Data-driven analysis & tutorials

The Value Play

Gian Villante ($7,900)

Villante is the cheaper fighter in this one against Chris Barnett ($8,300) despite being a slight favorite (-135 or so.) That’s because this fight opened as a pick’em/Barnett slightly favored, before sharp money came in on Villante.

I’ve been making it a point to incorporate line movement into my process for DFS for two reasons. First, since DraftKings salaries are released before much of the betting money comes in, we can get fighters at a discount relative to their likelihood of winning. Villante is a -135 favorite, but costs the equivalent of a +110 underdog.

Second, line movement is a good indicator of the sharp side of the fight. Betting markets are much more liquid than MMA DFS contests, so they trend to efficiency much better. We don’t have public betting data available on our UFC Odds page, but tracking the lines is a good proxy.

Anyway, Villante is a solid pick here. At his salary, nearly any win instantly makes him a value for DraftKings contests. Besides, he’s the much better fighter.

Here’s what I had to say about this fight in the UFC 268 Best Bets column on Action Network:

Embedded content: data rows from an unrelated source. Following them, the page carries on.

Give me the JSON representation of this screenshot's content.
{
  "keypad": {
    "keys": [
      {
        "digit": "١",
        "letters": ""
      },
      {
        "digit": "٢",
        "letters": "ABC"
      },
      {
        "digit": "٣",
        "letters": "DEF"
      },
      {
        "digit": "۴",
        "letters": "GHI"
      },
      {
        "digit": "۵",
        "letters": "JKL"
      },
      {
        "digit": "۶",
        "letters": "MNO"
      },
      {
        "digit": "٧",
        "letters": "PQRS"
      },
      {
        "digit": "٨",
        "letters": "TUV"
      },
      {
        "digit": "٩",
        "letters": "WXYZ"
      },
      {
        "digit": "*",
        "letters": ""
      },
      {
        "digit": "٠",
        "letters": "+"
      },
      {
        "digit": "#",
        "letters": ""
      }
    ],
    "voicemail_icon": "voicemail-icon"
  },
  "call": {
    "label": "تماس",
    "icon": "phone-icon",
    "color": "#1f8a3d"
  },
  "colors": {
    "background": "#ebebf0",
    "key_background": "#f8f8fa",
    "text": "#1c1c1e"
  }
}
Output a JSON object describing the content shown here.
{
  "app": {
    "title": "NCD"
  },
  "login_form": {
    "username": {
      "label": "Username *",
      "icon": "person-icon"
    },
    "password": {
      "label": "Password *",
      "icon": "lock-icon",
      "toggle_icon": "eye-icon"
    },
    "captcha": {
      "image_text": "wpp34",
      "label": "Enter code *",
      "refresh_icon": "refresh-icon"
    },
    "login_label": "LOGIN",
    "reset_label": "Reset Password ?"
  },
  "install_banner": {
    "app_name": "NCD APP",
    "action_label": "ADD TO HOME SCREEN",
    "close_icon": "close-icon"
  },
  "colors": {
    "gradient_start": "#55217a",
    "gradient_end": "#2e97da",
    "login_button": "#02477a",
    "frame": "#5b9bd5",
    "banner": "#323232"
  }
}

“Barnett is not a UFC-caliber fighter. His last pre-UFC fight came against a debuting professional. I’m fairly certain that the UFC offers last-minute replacement fighters a guaranteed (or near-guaranteed) second bout as an incentive to step up for these fights. That’s what we have with Villante this weekend. Villante is no world-beater, going 7-10 in his UFC career with four of those wins being via knockout. With that said, he still has seven more UFC wins than Barnett likely ever will. Villante will almost surely be cut if he loses this bout, so the stakes are extra high for him.”

Villante is an extremely strong cash game play, and makes some sense for tournaments as well.

The Contrarian Approach

Billy Quarantillo ($7,200)

With betting markets and our models (see above) favoring Burgos, Quarantillo is sure to be overlooked in DFS contests this weekend. However, he just might be the better play.

Burgos is coming off of two straight losses, including a knockout in his last fight. Quarantillo on the other hand, is 4-1 to start his UFC career, with the only loss coming by way of decision to Gavin Tucker. He rebounded from that with a dominant 3rd round knockout that netted 141 DraftKings points (at a salary of only $7,700 that time.)

Quarantillo lands more strikes per minute, while absorbing fewer than Burgos (per UFC Stats). He’s also more well rounded, averaging 1.6 takedowns per 15 minutes to Burgos’s 0.43. Burgos is likely the better overall striker here, and certainly the more powerful one. So Quarantillo is risky here, but if he can get the fight to the ground he has a decided advantage.

The models are on Burgos here, but Quarantillo is my preferred option. It might be recency bias, but I like Quarantillo for tournaments, where he’s sure to be low-owned.

The Swing Fight

Justin Gaethje ($8,900) and Michael Chandler ($7,300)

The powerful Justin Gaethje is taking on Michael Chandler in a possible lightweight title eliminator to open the main card. We have Gaethje behind only Usman in Ceiling projections on the slate. While both men are coming off losses, they’re at the hands of current and former UFC champions Khabib Nurmagomedov (Gaethje) and Charles Oliveira (Chandler.)

Gaethje has never scored less than 97 DraftKings points in any fight he’s won, and is a -225 favorite in this one. This fight projects to be a slugfest too, with (T)KO being the most likely win condition at -175. Both men are accomplished wrestlers who prefer to use their wrestling defensively. According to my dataset, neither has ever landed a UFC takedown.

Gaethje has won all of his UFC fights by knockout. That’s also the method by which Chandler’s last four losses have come. Gaethje is a solid play here, particularly for tournaments. Chandler has also won his last three by knockout, including in Bellator. Gaethje is durable, but absorbs an alarming 8.37 strikes per minute and was knocked out by Dustin Poirier and Eddie Alvarez at the start of his UFC career.

It’s highly likely that one of these men win in violent fashion here. Our models prefer Gaethje, but whomever wins here is very likely to be in the tournament winning lineup by the end of the night.

Photo Credit: Buda Mendes/Zuffa LLC/Zuffa LLC via Getty Images
Pictured above: UFC fighter Kamaru Usman